I am delighted to announce my debut as a reviewer for the Historical Novels Society, a community of historical fiction lovers.
The task proved not as easy as I’d imagined it to be. How to summarise a whole novel in a paragraph? How to describe it so that readers who will love it can come to it – and readers who are less keen on that style can skip on and find something else to enjoy?
And, the biggest question of all. How to be respectful to the blood, sweat and tears that all novelists must shed, to create their work?
My first three books were wildly different. Conquest: the Anarchy, by Tracey Warr, was set in the 12th century Welsh borders, featuring families riven by power struggles between the ancient Welsh kings, and Anglo-Norman invaders. My next, Red Hands, by Colin W. Sargent, was set in 20th century Romania. And the third, Secrets of the Lavender Girls, by Kate Thompson, was set in London during World War II. But what united these books was the hard work their authors had put into research.
Conquest: The Anarchy, by Tracey Warr
Tracey Warr gave a video interview on her researches, which you can view here. Discovering facts about women is notoriously difficult, and conquered women are even harder to discover. But Tracey worked hard, and discovered Nest, a real Welsh princess who became a political bargaining chip, married off to Anglo-Norman nobles.

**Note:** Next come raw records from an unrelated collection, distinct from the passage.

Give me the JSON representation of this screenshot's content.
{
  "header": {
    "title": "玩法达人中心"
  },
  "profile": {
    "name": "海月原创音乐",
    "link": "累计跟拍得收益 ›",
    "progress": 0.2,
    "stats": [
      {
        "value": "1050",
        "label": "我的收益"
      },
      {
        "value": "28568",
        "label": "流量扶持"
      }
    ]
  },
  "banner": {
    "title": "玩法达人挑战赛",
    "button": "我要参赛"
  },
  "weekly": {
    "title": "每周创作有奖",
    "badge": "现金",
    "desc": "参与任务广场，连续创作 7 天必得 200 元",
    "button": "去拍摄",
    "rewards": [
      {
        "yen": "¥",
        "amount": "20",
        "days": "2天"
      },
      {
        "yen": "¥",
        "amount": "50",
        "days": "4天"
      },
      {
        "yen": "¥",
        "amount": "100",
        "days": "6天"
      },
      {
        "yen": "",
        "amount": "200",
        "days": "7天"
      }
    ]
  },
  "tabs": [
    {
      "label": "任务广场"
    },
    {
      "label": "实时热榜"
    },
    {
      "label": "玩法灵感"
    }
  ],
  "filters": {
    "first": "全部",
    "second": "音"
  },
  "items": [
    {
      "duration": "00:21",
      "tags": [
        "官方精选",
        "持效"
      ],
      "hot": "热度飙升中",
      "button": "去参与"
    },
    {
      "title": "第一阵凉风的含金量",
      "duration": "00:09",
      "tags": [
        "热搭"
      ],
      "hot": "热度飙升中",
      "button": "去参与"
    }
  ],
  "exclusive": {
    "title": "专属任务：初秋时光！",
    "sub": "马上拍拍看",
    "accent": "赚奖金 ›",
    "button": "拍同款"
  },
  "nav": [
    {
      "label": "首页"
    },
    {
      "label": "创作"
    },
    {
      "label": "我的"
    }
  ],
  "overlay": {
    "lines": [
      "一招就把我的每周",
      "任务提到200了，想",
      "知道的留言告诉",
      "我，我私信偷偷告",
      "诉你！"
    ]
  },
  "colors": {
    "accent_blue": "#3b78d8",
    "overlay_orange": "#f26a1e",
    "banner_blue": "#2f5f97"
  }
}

There are absolutely no records of how Nest might have felt about this, leaving Tracey free to imagine Nest’s personality. She created a character who negotiates an emotional roller coaster of divided loyalties, making a very readable book.

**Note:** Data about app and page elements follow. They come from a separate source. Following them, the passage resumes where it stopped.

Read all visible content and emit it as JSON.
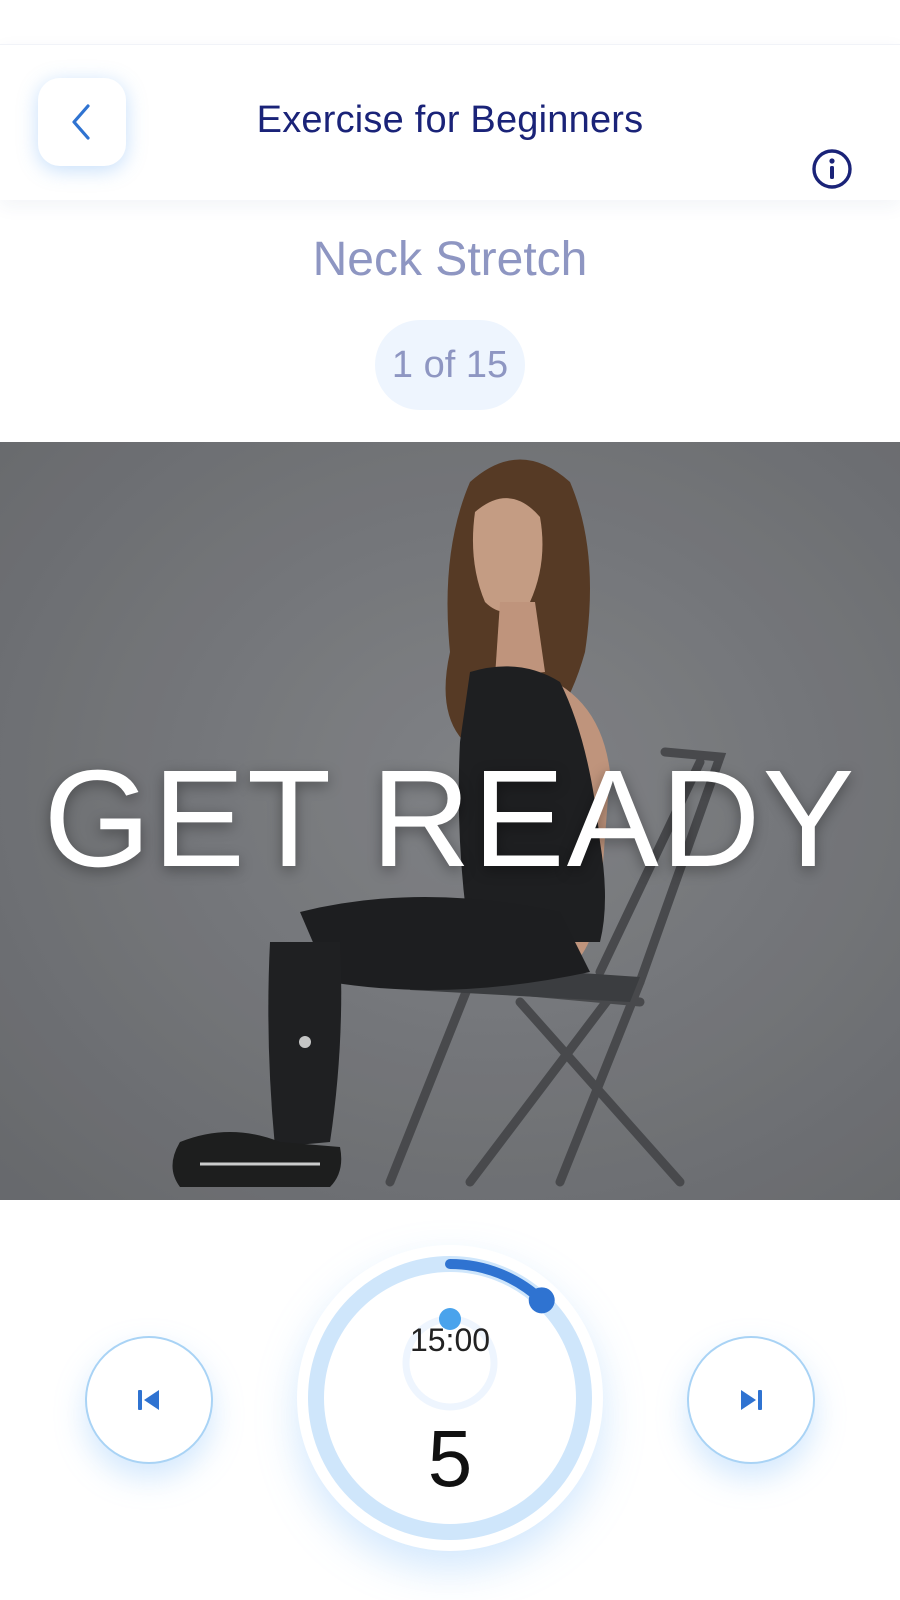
{
  "header": {
    "title": "Exercise for Beginners",
    "back_icon": "chevron-left-icon",
    "info_icon": "info-icon"
  },
  "exercise": {
    "name": "Neck Stretch",
    "step_label": "1 of 15"
  },
  "media": {
    "overlay_text": "GET READY"
  },
  "timer": {
    "total": "15:00",
    "countdown": "5",
    "progress_fraction": 0.12
  },
  "controls": {
    "prev_icon": "skip-previous-icon",
    "next_icon": "skip-next-icon"
  },
  "colors": {
    "title": "#1a2378",
    "subtitle": "#8e96c2",
    "accent": "#2f73d1",
    "ring": "#cfe6fb",
    "pill_bg": "#eef5fe"
  }
}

To help visualise Nest’s life, Tracey visited the castles where she lived. The stunning locations shine in the text.
Conquest: the Anarchy is the third in a trilogy of Nest’s adventures. It was readable alone, but it certainly whetted my appetite to read more about Nest. You can read my review here.

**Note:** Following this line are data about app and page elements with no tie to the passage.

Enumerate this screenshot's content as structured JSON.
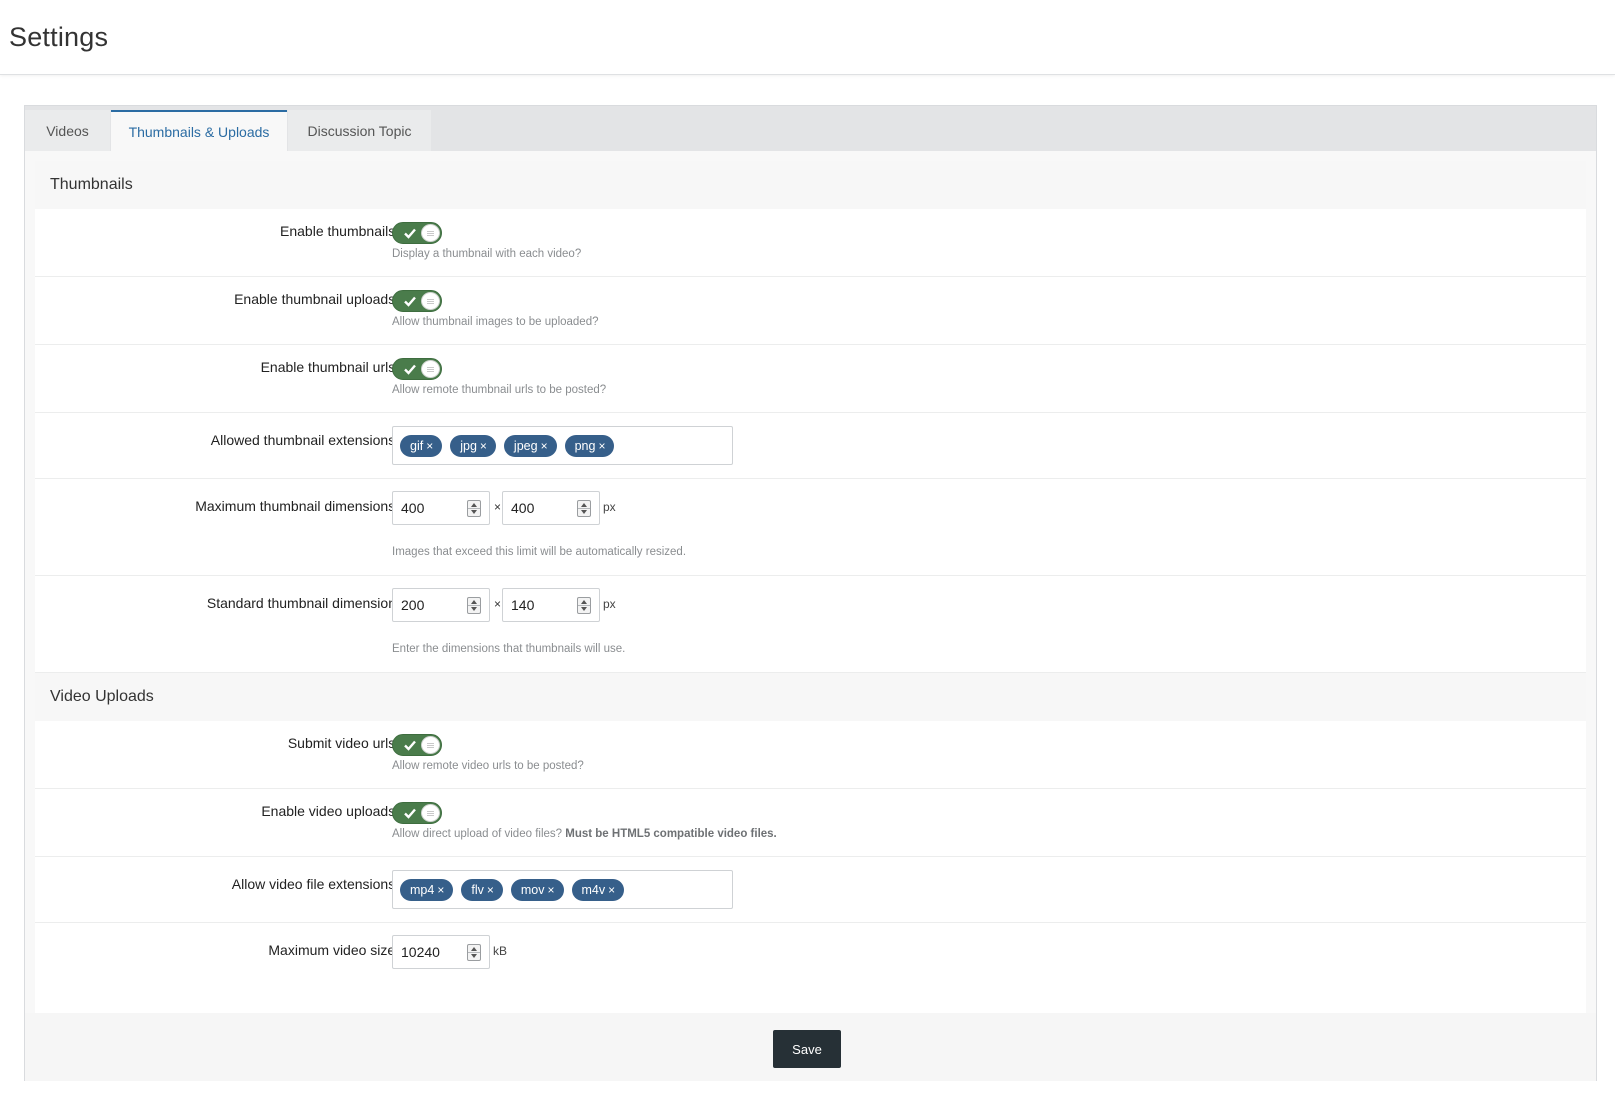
{
  "page": {
    "title": "Settings"
  },
  "tabs": [
    {
      "label": "Videos",
      "active": false
    },
    {
      "label": "Thumbnails & Uploads",
      "active": true
    },
    {
      "label": "Discussion Topic",
      "active": false
    }
  ],
  "sections": {
    "thumbnails": {
      "title": "Thumbnails",
      "enable_thumbnails": {
        "label": "Enable thumbnails?",
        "help": "Display a thumbnail with each video?",
        "on": true
      },
      "enable_thumbnail_uploads": {
        "label": "Enable thumbnail uploads?",
        "help": "Allow thumbnail images to be uploaded?",
        "on": true
      },
      "enable_thumbnail_urls": {
        "label": "Enable thumbnail urls?",
        "help": "Allow remote thumbnail urls to be posted?",
        "on": true
      },
      "allowed_extensions": {
        "label": "Allowed thumbnail extensions?",
        "tags": [
          "gif",
          "jpg",
          "jpeg",
          "png"
        ]
      },
      "max_dimensions": {
        "label": "Maximum thumbnail dimensions?",
        "width": "400",
        "height": "400",
        "times": "×",
        "unit": "px",
        "help": "Images that exceed this limit will be automatically resized."
      },
      "standard_dimensions": {
        "label": "Standard thumbnail dimensions",
        "width": "200",
        "height": "140",
        "times": "×",
        "unit": "px",
        "help": "Enter the dimensions that thumbnails will use."
      }
    },
    "video_uploads": {
      "title": "Video Uploads",
      "submit_video_urls": {
        "label": "Submit video urls?",
        "help": "Allow remote video urls to be posted?",
        "on": true
      },
      "enable_video_uploads": {
        "label": "Enable video uploads?",
        "help_plain": "Allow direct upload of video files?",
        "help_bold": "Must be HTML5 compatible video files.",
        "on": true
      },
      "allowed_extensions": {
        "label": "Allow video file extensions?",
        "tags": [
          "mp4",
          "flv",
          "mov",
          "m4v"
        ]
      },
      "max_size": {
        "label": "Maximum video size?",
        "value": "10240",
        "unit": "kB"
      }
    }
  },
  "tag_remove_glyph": "×",
  "footer": {
    "save_label": "Save"
  },
  "colors": {
    "accent": "#2b6ca3",
    "toggle_on": "#4a7c4b",
    "tag_bg": "#365f8a",
    "save_bg": "#263036"
  },
  "icons": {
    "toggle_check": "check-icon",
    "spinner": "spinner-arrows-icon",
    "tag_remove": "close-icon"
  }
}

Red Hands, by Colin W. Sargent
At first sight, Red Hands, a book set in 20th century Romania, would seem to have little in common with 12th century Wales. But author Colin Sargent’s heroine, Iordana Borila, shares Princess Nest’s fate, to be married across the political divide.
The difference is, Iordana chose her husband. At least, that is what the story says. And author Colin W. Sargent should know, as, he claims, the book is based on over 80 hours of interviews with Iordana, a real person who lived through the rule of Nicolae Ceaușescu. Sargent publishes, however, not as biography, but as fiction, claiming that a novel can tell ‘a higher truth.’ Truth or fiction, he’s styled it as a thriller, and, although distressing, it’s a compelling read. Read my review here.
Secrets of the Lavender Girls, by Kate Thompson
The third book I reviewed kept the distress light, despite describing multiple problems faced by three London girls during World War II. Kate Thompson’s Secrets of the Lavender Girls celebrates the help and comfort that friendship brings to her three protagonists. It’s heartwarming, and made for an easy reading experience.
Unlike the other two stories, Kate Thompson’s characters are fictional. And yet, their experiences were inspired by the social histories of real people. Thompson describes meeting women still living, who could describe their experience of working in her setting, Yardley’s cosmetics factory in Stratford, London. You can read my review here.
The strength of all these authors’ researches, and their skill in bringing characters to life on the page, created what I love about historical fiction: the sense of ‘being there’.